Finding enemies to fight has been of course the dominant route for America for the past century, and the success of World War II has stuck the country in the mythology of a unifying righteous war, with everybody still hating on the Nazis, despite no obvious widespread Nazi sympathies, for instance. But since WWII, however, the plausibility of constant warfare has become shakier and shakier, while attempts to focus on causes like “global warming” are marred by the transparency of the political interest, the obvious problem of the science being dubious, and the disturbing spectacle of lying scientists and lunatic religiosity among the political pushers. An extraterrestrial threat — either from comets and asteroids, on the one hand, or UFOs on the other — are apparently being worked on now in the Deep State. But in a global society all these options are difficult to achieve because they depend on creating a consensus where consensus is not rationally warranted. Hence the continual disinformation and psy-ops. Which can be seen in the recent pandemic menace. And all this helps explain why we have a warfare-welfare state in America, not just a welfare state.

If you cannot obtain stability in a large population via normal democratic methods, then we see attempts to use anti-democratic means, such as orchestrated protests and riots, all-or-nothing political machinations, the increase in Executive discretion, cultural totalitarianism (p.c.), policy making by judges, and the very existence of an administrative state and its secretive operations (Deep State).

Localizing democracy and promoting federalism in a general context of laissez faire is, to me, the most obviously humane solution.
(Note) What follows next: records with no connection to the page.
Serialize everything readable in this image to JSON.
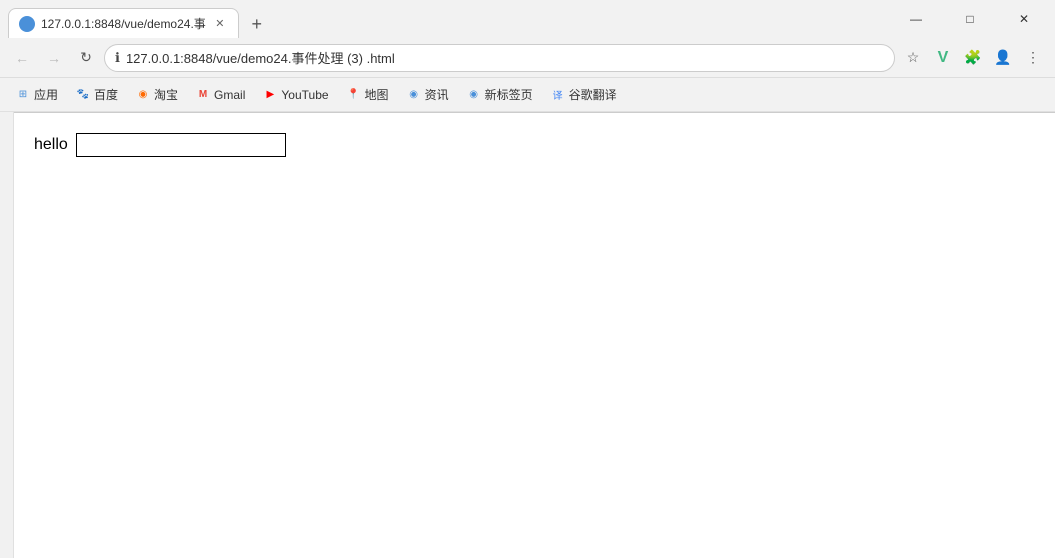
{
  "window": {
    "title": "127.0.0.1:8848/vue/demo24.事件处理 (3) .html",
    "tab_title": "127.0.0.1:8848/vue/demo24.事",
    "url": "127.0.0.1:8848/vue/demo24.事件处理 (3) .html"
  },
  "window_controls": {
    "minimize": "—",
    "maximize": "□",
    "close": "✕"
  },
  "nav": {
    "back": "←",
    "forward": "→",
    "refresh": "↻"
  },
  "bookmarks": [
    {
      "id": "apps",
      "label": "应用",
      "icon": "⊞",
      "color": "favicon-apps"
    },
    {
      "id": "baidu",
      "label": "百度",
      "icon": "🐾",
      "color": "favicon-baidu"
    },
    {
      "id": "taobao",
      "label": "淘宝",
      "icon": "◉",
      "color": "favicon-taobao"
    },
    {
      "id": "gmail",
      "label": "Gmail",
      "icon": "M",
      "color": "favicon-gmail"
    },
    {
      "id": "youtube",
      "label": "YouTube",
      "icon": "▶",
      "color": "favicon-youtube"
    },
    {
      "id": "maps",
      "label": "地图",
      "icon": "📍",
      "color": "favicon-maps"
    },
    {
      "id": "news",
      "label": "资讯",
      "icon": "◉",
      "color": "favicon-news"
    },
    {
      "id": "newtab",
      "label": "新标签页",
      "icon": "◉",
      "color": "favicon-newtab"
    },
    {
      "id": "translate",
      "label": "谷歌翻译",
      "icon": "译",
      "color": "favicon-translate"
    }
  ],
  "toolbar_icons": {
    "bookmark_star": "☆",
    "vue": "V",
    "extensions": "🧩",
    "profile": "👤",
    "menu": "⋮"
  },
  "page": {
    "hello_label": "hello",
    "input_value": "",
    "input_placeholder": ""
  }
}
But people are greedy and angry and resentful, as well as well-programmed by deeply partisan and increasingly anti-educational schooling, so such options find few adherents. It is a pity that this “easy way out” comes at great enough cost that few people see any advance in such a “minimax.”

Of course, Rabushka and Shepsle wrote 50 years ago, and their insights did not win the day. What seems to be winning is a very different program: “multiculturalism.”

Today’s much-touted multiculturalism, as I see it, isn’t what it says it is, i.e., for multiple cultures co-existing. Instead, it is a political movement that uses a set of out-group cultures as an excuse to revolutionize the State and inflict an ideological monoculture, using techniques familiar from limited access societies of the distant past, and from more recent totalitarian states. 

A workable multiculturalism worthy of the name would decrease (not constantly increase) the general level of legal obligations and the amount of public goods provided, not requiring disparate individuals and groups to share resources with people of different values. The rule would be toleration, not compulsory “acceptance” and marginalization of all who resist.

This is very basic stuff. I did not need to read Rabushka and Shepsle to have a handle on it. Indeed, a number of years ago I wrote an essay on “The Comedy of the Commons,” and floated it by a few friends. It covered most of this. Or, I think it did. I cannot now find it!

The upshot of all this is not hard to understand. I have no problem with multiple churches in my neighborhood, or a vibrant pop music scene featuring music I’ve no interest in, or a variety of family structures, from nuclear families, single-parent families, clans, and chain marriages. The idea is I don’t have to contribute to your cause, and you don’t have to contribute to mine. That would be true, tolerant multiculturalism.

The doctrine that currently goes by the name, however, is a changeling creature designed to destroy diversity in the name of diversity.

Indeed, it is no shock to witness a de-stabilizing ideology leap to deeply anti-social attitudes: street violence on the one hand, and ingratitude to benefactors (the rich, who pay the bulk of the taxes) on the other.

To witness post-modernist multiculturalists embrace policies that are obviously de-stabilizing suggests not only that some deep quasi-religious, even chthonian impulse is in play — a societal death wish? — but also that the Rabushka-Shepsle treatise needs more attention from today’s sociologists, social psychologists, historians and Public Choice economists.